TO DO ->
Report each line of the entries that includes "Lines" by copying it.

==============================

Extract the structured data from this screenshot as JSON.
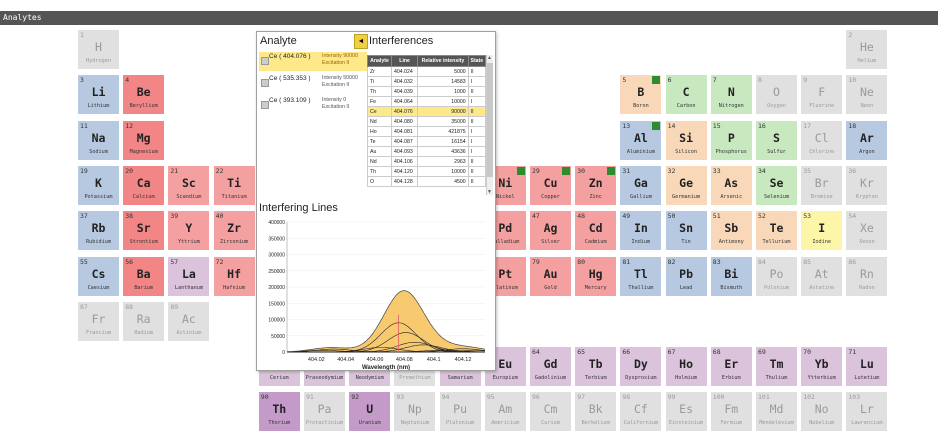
{
  "window": {
    "title": "Analytes"
  },
  "elements": [
    {
      "n": "1",
      "s": "H",
      "name": "Hydrogen",
      "c": "g",
      "col": 1,
      "row": 1
    },
    {
      "n": "2",
      "s": "He",
      "name": "Helium",
      "c": "g",
      "col": 18,
      "row": 1
    },
    {
      "n": "3",
      "s": "Li",
      "name": "Lithium",
      "c": "blue",
      "col": 1,
      "row": 2
    },
    {
      "n": "4",
      "s": "Be",
      "name": "Beryllium",
      "c": "red",
      "col": 2,
      "row": 2
    },
    {
      "n": "5",
      "s": "B",
      "name": "Boron",
      "c": "orange",
      "col": 13,
      "row": 2,
      "m": true
    },
    {
      "n": "6",
      "s": "C",
      "name": "Carbon",
      "c": "green",
      "col": 14,
      "row": 2
    },
    {
      "n": "7",
      "s": "N",
      "name": "Nitrogen",
      "c": "green",
      "col": 15,
      "row": 2
    },
    {
      "n": "8",
      "s": "O",
      "name": "Oxygen",
      "c": "g",
      "col": 16,
      "row": 2
    },
    {
      "n": "9",
      "s": "F",
      "name": "Fluorine",
      "c": "g",
      "col": 17,
      "row": 2
    },
    {
      "n": "10",
      "s": "Ne",
      "name": "Neon",
      "c": "g",
      "col": 18,
      "row": 2
    },
    {
      "n": "11",
      "s": "Na",
      "name": "Sodium",
      "c": "blue",
      "col": 1,
      "row": 3
    },
    {
      "n": "12",
      "s": "Mg",
      "name": "Magnesium",
      "c": "red",
      "col": 2,
      "row": 3
    },
    {
      "n": "13",
      "s": "Al",
      "name": "Aluminium",
      "c": "blue",
      "col": 13,
      "row": 3,
      "m": true
    },
    {
      "n": "14",
      "s": "Si",
      "name": "Silicon",
      "c": "orange",
      "col": 14,
      "row": 3
    },
    {
      "n": "15",
      "s": "P",
      "name": "Phosphorus",
      "c": "green",
      "col": 15,
      "row": 3
    },
    {
      "n": "16",
      "s": "S",
      "name": "Sulfur",
      "c": "green",
      "col": 16,
      "row": 3
    },
    {
      "n": "17",
      "s": "Cl",
      "name": "Chlorine",
      "c": "g",
      "col": 17,
      "row": 3
    },
    {
      "n": "18",
      "s": "Ar",
      "name": "Argon",
      "c": "blue",
      "col": 18,
      "row": 3
    },
    {
      "n": "19",
      "s": "K",
      "name": "Potassium",
      "c": "blue",
      "col": 1,
      "row": 4
    },
    {
      "n": "20",
      "s": "Ca",
      "name": "Calcium",
      "c": "red",
      "col": 2,
      "row": 4
    },
    {
      "n": "21",
      "s": "Sc",
      "name": "Scandium",
      "c": "pink",
      "col": 3,
      "row": 4
    },
    {
      "n": "22",
      "s": "Ti",
      "name": "Titanium",
      "c": "pink",
      "col": 4,
      "row": 4
    },
    {
      "n": "28",
      "s": "Ni",
      "name": "Nickel",
      "c": "pink",
      "col": 10,
      "row": 4,
      "m": true
    },
    {
      "n": "29",
      "s": "Cu",
      "name": "Copper",
      "c": "pink",
      "col": 11,
      "row": 4,
      "m": true
    },
    {
      "n": "30",
      "s": "Zn",
      "name": "Zinc",
      "c": "pink",
      "col": 12,
      "row": 4,
      "m": true
    },
    {
      "n": "31",
      "s": "Ga",
      "name": "Gallium",
      "c": "blue",
      "col": 13,
      "row": 4
    },
    {
      "n": "32",
      "s": "Ge",
      "name": "Germanium",
      "c": "orange",
      "col": 14,
      "row": 4
    },
    {
      "n": "33",
      "s": "As",
      "name": "Arsenic",
      "c": "orange",
      "col": 15,
      "row": 4
    },
    {
      "n": "34",
      "s": "Se",
      "name": "Selenium",
      "c": "green",
      "col": 16,
      "row": 4
    },
    {
      "n": "35",
      "s": "Br",
      "name": "Bromine",
      "c": "g",
      "col": 17,
      "row": 4
    },
    {
      "n": "36",
      "s": "Kr",
      "name": "Krypton",
      "c": "g",
      "col": 18,
      "row": 4
    },
    {
      "n": "37",
      "s": "Rb",
      "name": "Rubidium",
      "c": "blue",
      "col": 1,
      "row": 5
    },
    {
      "n": "38",
      "s": "Sr",
      "name": "Strontium",
      "c": "red",
      "col": 2,
      "row": 5
    },
    {
      "n": "39",
      "s": "Y",
      "name": "Yttrium",
      "c": "pink",
      "col": 3,
      "row": 5
    },
    {
      "n": "40",
      "s": "Zr",
      "name": "Zirconium",
      "c": "pink",
      "col": 4,
      "row": 5
    },
    {
      "n": "46",
      "s": "Pd",
      "name": "Palladium",
      "c": "pink",
      "col": 10,
      "row": 5
    },
    {
      "n": "47",
      "s": "Ag",
      "name": "Silver",
      "c": "pink",
      "col": 11,
      "row": 5
    },
    {
      "n": "48",
      "s": "Cd",
      "name": "Cadmium",
      "c": "pink",
      "col": 12,
      "row": 5
    },
    {
      "n": "49",
      "s": "In",
      "name": "Indium",
      "c": "blue",
      "col": 13,
      "row": 5
    },
    {
      "n": "50",
      "s": "Sn",
      "name": "Tin",
      "c": "blue",
      "col": 14,
      "row": 5
    },
    {
      "n": "51",
      "s": "Sb",
      "name": "Antimony",
      "c": "orange",
      "col": 15,
      "row": 5
    },
    {
      "n": "52",
      "s": "Te",
      "name": "Tellurium",
      "c": "orange",
      "col": 16,
      "row": 5
    },
    {
      "n": "53",
      "s": "I",
      "name": "Iodine",
      "c": "yellow",
      "col": 17,
      "row": 5
    },
    {
      "n": "54",
      "s": "Xe",
      "name": "Xenon",
      "c": "g",
      "col": 18,
      "row": 5
    },
    {
      "n": "55",
      "s": "Cs",
      "name": "Caesium",
      "c": "blue",
      "col": 1,
      "row": 6
    },
    {
      "n": "56",
      "s": "Ba",
      "name": "Barium",
      "c": "red",
      "col": 2,
      "row": 6
    },
    {
      "n": "57",
      "s": "La",
      "name": "Lanthanum",
      "c": "lav",
      "col": 3,
      "row": 6
    },
    {
      "n": "72",
      "s": "Hf",
      "name": "Hafnium",
      "c": "pink",
      "col": 4,
      "row": 6
    },
    {
      "n": "78",
      "s": "Pt",
      "name": "Platinum",
      "c": "pink",
      "col": 10,
      "row": 6
    },
    {
      "n": "79",
      "s": "Au",
      "name": "Gold",
      "c": "pink",
      "col": 11,
      "row": 6
    },
    {
      "n": "80",
      "s": "Hg",
      "name": "Mercury",
      "c": "pink",
      "col": 12,
      "row": 6
    },
    {
      "n": "81",
      "s": "Tl",
      "name": "Thallium",
      "c": "blue",
      "col": 13,
      "row": 6
    },
    {
      "n": "82",
      "s": "Pb",
      "name": "Lead",
      "c": "blue",
      "col": 14,
      "row": 6
    },
    {
      "n": "83",
      "s": "Bi",
      "name": "Bismuth",
      "c": "blue",
      "col": 15,
      "row": 6
    },
    {
      "n": "84",
      "s": "Po",
      "name": "Polonium",
      "c": "g",
      "col": 16,
      "row": 6
    },
    {
      "n": "85",
      "s": "At",
      "name": "Astatine",
      "c": "g",
      "col": 17,
      "row": 6
    },
    {
      "n": "86",
      "s": "Rn",
      "name": "Radon",
      "c": "g",
      "col": 18,
      "row": 6
    },
    {
      "n": "87",
      "s": "Fr",
      "name": "Francium",
      "c": "g",
      "col": 1,
      "row": 7
    },
    {
      "n": "88",
      "s": "Ra",
      "name": "Radium",
      "c": "g",
      "col": 2,
      "row": 7
    },
    {
      "n": "89",
      "s": "Ac",
      "name": "Actinium",
      "c": "g",
      "col": 3,
      "row": 7
    },
    {
      "n": "58",
      "s": "Ce",
      "name": "Cerium",
      "c": "lav",
      "col": 5,
      "row": 8,
      "m": true
    },
    {
      "n": "59",
      "s": "Pr",
      "name": "Praseodymium",
      "c": "lav",
      "col": 6,
      "row": 8
    },
    {
      "n": "60",
      "s": "Nd",
      "name": "Neodymium",
      "c": "lav",
      "col": 7,
      "row": 8
    },
    {
      "n": "61",
      "s": "Pm",
      "name": "Promethium",
      "c": "g",
      "col": 8,
      "row": 8
    },
    {
      "n": "62",
      "s": "Sm",
      "name": "Samarium",
      "c": "lav",
      "col": 9,
      "row": 8
    },
    {
      "n": "63",
      "s": "Eu",
      "name": "Europium",
      "c": "lav",
      "col": 10,
      "row": 8
    },
    {
      "n": "64",
      "s": "Gd",
      "name": "Gadolinium",
      "c": "lav",
      "col": 11,
      "row": 8
    },
    {
      "n": "65",
      "s": "Tb",
      "name": "Terbium",
      "c": "lav",
      "col": 12,
      "row": 8
    },
    {
      "n": "66",
      "s": "Dy",
      "name": "Dysprosium",
      "c": "lav",
      "col": 13,
      "row": 8
    },
    {
      "n": "67",
      "s": "Ho",
      "name": "Holmium",
      "c": "lav",
      "col": 14,
      "row": 8
    },
    {
      "n": "68",
      "s": "Er",
      "name": "Erbium",
      "c": "lav",
      "col": 15,
      "row": 8
    },
    {
      "n": "69",
      "s": "Tm",
      "name": "Thulium",
      "c": "lav",
      "col": 16,
      "row": 8
    },
    {
      "n": "70",
      "s": "Yb",
      "name": "Ytterbium",
      "c": "lav",
      "col": 17,
      "row": 8
    },
    {
      "n": "71",
      "s": "Lu",
      "name": "Lutetium",
      "c": "lav",
      "col": 18,
      "row": 8
    },
    {
      "n": "90",
      "s": "Th",
      "name": "Thorium",
      "c": "purple",
      "col": 5,
      "row": 9
    },
    {
      "n": "91",
      "s": "Pa",
      "name": "Protactinium",
      "c": "g",
      "col": 6,
      "row": 9
    },
    {
      "n": "92",
      "s": "U",
      "name": "Uranium",
      "c": "purple",
      "col": 7,
      "row": 9
    },
    {
      "n": "93",
      "s": "Np",
      "name": "Neptunium",
      "c": "g",
      "col": 8,
      "row": 9
    },
    {
      "n": "94",
      "s": "Pu",
      "name": "Plutonium",
      "c": "g",
      "col": 9,
      "row": 9
    },
    {
      "n": "95",
      "s": "Am",
      "name": "Americium",
      "c": "g",
      "col": 10,
      "row": 9
    },
    {
      "n": "96",
      "s": "Cm",
      "name": "Curium",
      "c": "g",
      "col": 11,
      "row": 9
    },
    {
      "n": "97",
      "s": "Bk",
      "name": "Berkelium",
      "c": "g",
      "col": 12,
      "row": 9
    },
    {
      "n": "98",
      "s": "Cf",
      "name": "Californium",
      "c": "g",
      "col": 13,
      "row": 9
    },
    {
      "n": "99",
      "s": "Es",
      "name": "Einsteinium",
      "c": "g",
      "col": 14,
      "row": 9
    },
    {
      "n": "100",
      "s": "Fm",
      "name": "Fermium",
      "c": "g",
      "col": 15,
      "row": 9
    },
    {
      "n": "101",
      "s": "Md",
      "name": "Mendelevium",
      "c": "g",
      "col": 16,
      "row": 9
    },
    {
      "n": "102",
      "s": "No",
      "name": "Nobelium",
      "c": "g",
      "col": 17,
      "row": 9
    },
    {
      "n": "103",
      "s": "Lr",
      "name": "Lawrencium",
      "c": "g",
      "col": 18,
      "row": 9
    }
  ],
  "panel": {
    "analyte_title": "Analyte",
    "collapse_icon": "◄",
    "interferences_title": "Interferences",
    "analytes": [
      {
        "label": "Ce ( 404.076 )",
        "intensity": "Intensity  90000",
        "excitation": "Excitation II",
        "selected": true
      },
      {
        "label": "Ce ( 535.353 )",
        "intensity": "Intensity  50000",
        "excitation": "Excitation II",
        "selected": false
      },
      {
        "label": "Ce ( 393.109 )",
        "intensity": "Intensity  0",
        "excitation": "Excitation II",
        "selected": false
      }
    ],
    "table": {
      "headers": [
        "Analyte",
        "Line",
        "Relative intensity",
        "State"
      ],
      "rows": [
        [
          "Zr",
          "404.024",
          "5000",
          "II"
        ],
        [
          "Ti",
          "404.032",
          "14583",
          "I"
        ],
        [
          "Th",
          "404.039",
          "1000",
          "II"
        ],
        [
          "Fe",
          "404.064",
          "10000",
          "I"
        ],
        [
          "Ce",
          "404.076",
          "90000",
          "II"
        ],
        [
          "Nd",
          "404.080",
          "35000",
          "II"
        ],
        [
          "Ho",
          "404.081",
          "421875",
          "I"
        ],
        [
          "Te",
          "404.087",
          "16154",
          "I"
        ],
        [
          "Au",
          "404.093",
          "43636",
          "I"
        ],
        [
          "Nd",
          "404.106",
          "2963",
          "II"
        ],
        [
          "Th",
          "404.120",
          "10000",
          "II"
        ],
        [
          "O",
          "404.128",
          "4500",
          "II"
        ]
      ],
      "selected_row": 4
    },
    "chart_title": "Interfering Lines"
  },
  "chart_data": {
    "type": "line",
    "title": "Interfering Lines",
    "xlabel": "Wavelength (nm)",
    "ylabel": "",
    "xlim": [
      404.0,
      404.135
    ],
    "ylim": [
      0,
      400000
    ],
    "x_ticks": [
      "404.02",
      "404.04",
      "404.06",
      "404.08",
      "404.1",
      "404.12"
    ],
    "y_ticks": [
      "0",
      "50000",
      "100000",
      "150000",
      "200000",
      "250000",
      "300000",
      "350000",
      "400000"
    ],
    "analyte_line": {
      "x": 404.076,
      "y": 90000,
      "color": "#e06060"
    },
    "analyte_fill_color": "#f5b840",
    "series": [
      {
        "center": 404.076,
        "peak": 90000
      },
      {
        "center": 404.081,
        "peak": 60000
      },
      {
        "center": 404.087,
        "peak": 30000
      },
      {
        "center": 404.093,
        "peak": 22000
      },
      {
        "center": 404.064,
        "peak": 14000
      },
      {
        "center": 404.032,
        "peak": 9000
      },
      {
        "center": 404.024,
        "peak": 5000
      },
      {
        "center": 404.12,
        "peak": 10000
      },
      {
        "center": 404.106,
        "peak": 6000
      },
      {
        "center": 404.128,
        "peak": 4500
      }
    ]
  }
}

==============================

ANSWER BELOW ->
    "chart_title": "Interfering Lines"
    "title": "Interfering Lines",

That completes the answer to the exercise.